Exercise goal
Each line of the listing where "JSON" appears should be reported.

Extracted entries
-=-=-=-=-
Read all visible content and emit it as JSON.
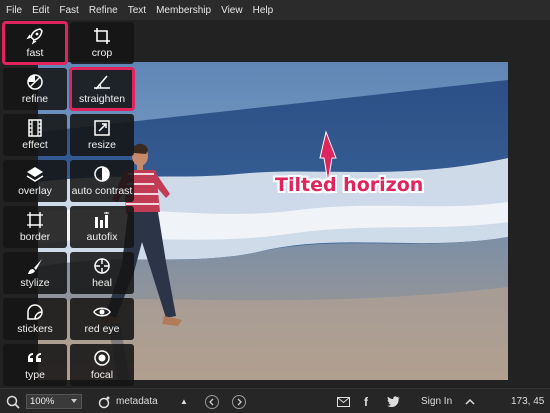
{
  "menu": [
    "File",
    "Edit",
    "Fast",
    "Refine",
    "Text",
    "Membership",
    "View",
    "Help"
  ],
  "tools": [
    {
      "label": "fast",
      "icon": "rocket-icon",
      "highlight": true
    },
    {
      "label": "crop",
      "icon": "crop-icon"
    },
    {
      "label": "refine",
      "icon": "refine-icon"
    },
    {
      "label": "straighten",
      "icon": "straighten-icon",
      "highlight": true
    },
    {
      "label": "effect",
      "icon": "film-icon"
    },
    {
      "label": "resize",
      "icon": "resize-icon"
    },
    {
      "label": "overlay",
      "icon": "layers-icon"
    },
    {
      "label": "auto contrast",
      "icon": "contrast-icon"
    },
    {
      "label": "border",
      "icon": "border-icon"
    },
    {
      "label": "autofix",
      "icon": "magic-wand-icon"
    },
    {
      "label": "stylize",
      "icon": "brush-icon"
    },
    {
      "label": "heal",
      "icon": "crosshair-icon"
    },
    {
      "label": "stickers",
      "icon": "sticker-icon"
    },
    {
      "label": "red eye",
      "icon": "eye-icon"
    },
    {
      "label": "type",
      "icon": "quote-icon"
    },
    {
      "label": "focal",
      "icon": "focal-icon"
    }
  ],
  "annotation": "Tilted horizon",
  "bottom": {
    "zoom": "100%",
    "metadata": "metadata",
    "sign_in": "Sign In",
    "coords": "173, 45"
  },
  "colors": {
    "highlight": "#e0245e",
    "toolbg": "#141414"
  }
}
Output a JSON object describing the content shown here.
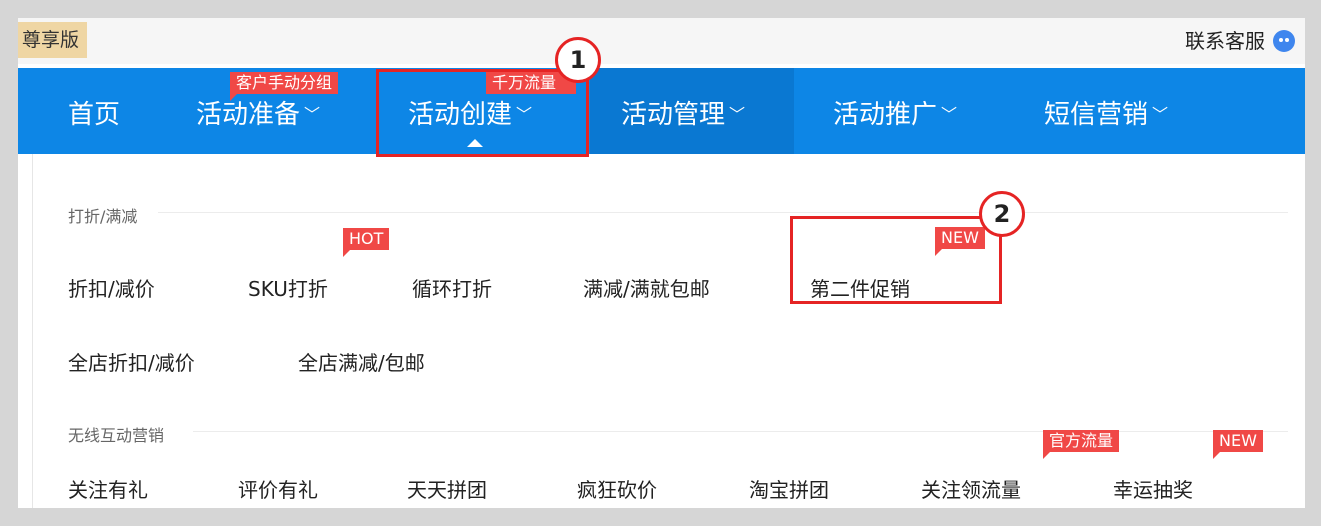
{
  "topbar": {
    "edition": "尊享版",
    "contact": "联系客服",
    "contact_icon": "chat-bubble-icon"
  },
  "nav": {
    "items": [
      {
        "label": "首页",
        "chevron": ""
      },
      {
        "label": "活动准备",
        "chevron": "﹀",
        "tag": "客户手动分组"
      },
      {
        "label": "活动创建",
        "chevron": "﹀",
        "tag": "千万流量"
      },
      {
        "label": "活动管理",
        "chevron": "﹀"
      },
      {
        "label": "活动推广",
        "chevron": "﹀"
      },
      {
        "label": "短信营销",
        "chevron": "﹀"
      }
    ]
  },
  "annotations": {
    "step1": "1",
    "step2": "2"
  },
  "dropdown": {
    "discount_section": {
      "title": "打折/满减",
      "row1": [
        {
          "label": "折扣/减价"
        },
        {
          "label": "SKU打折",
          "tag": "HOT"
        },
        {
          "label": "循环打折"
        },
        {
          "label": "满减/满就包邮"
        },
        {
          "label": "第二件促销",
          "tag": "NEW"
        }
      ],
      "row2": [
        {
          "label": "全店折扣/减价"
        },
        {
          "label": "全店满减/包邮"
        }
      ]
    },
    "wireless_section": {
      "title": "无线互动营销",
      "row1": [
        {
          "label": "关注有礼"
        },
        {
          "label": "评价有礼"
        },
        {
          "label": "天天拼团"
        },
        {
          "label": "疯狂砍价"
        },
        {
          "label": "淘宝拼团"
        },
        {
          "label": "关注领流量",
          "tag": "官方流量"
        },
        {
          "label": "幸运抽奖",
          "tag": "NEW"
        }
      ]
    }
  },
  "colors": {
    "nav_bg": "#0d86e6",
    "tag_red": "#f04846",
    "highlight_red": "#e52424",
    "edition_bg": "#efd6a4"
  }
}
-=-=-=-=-
Exercise result
Read all visible content and emit it as JSON.
Output a JSON object describing the content shown here.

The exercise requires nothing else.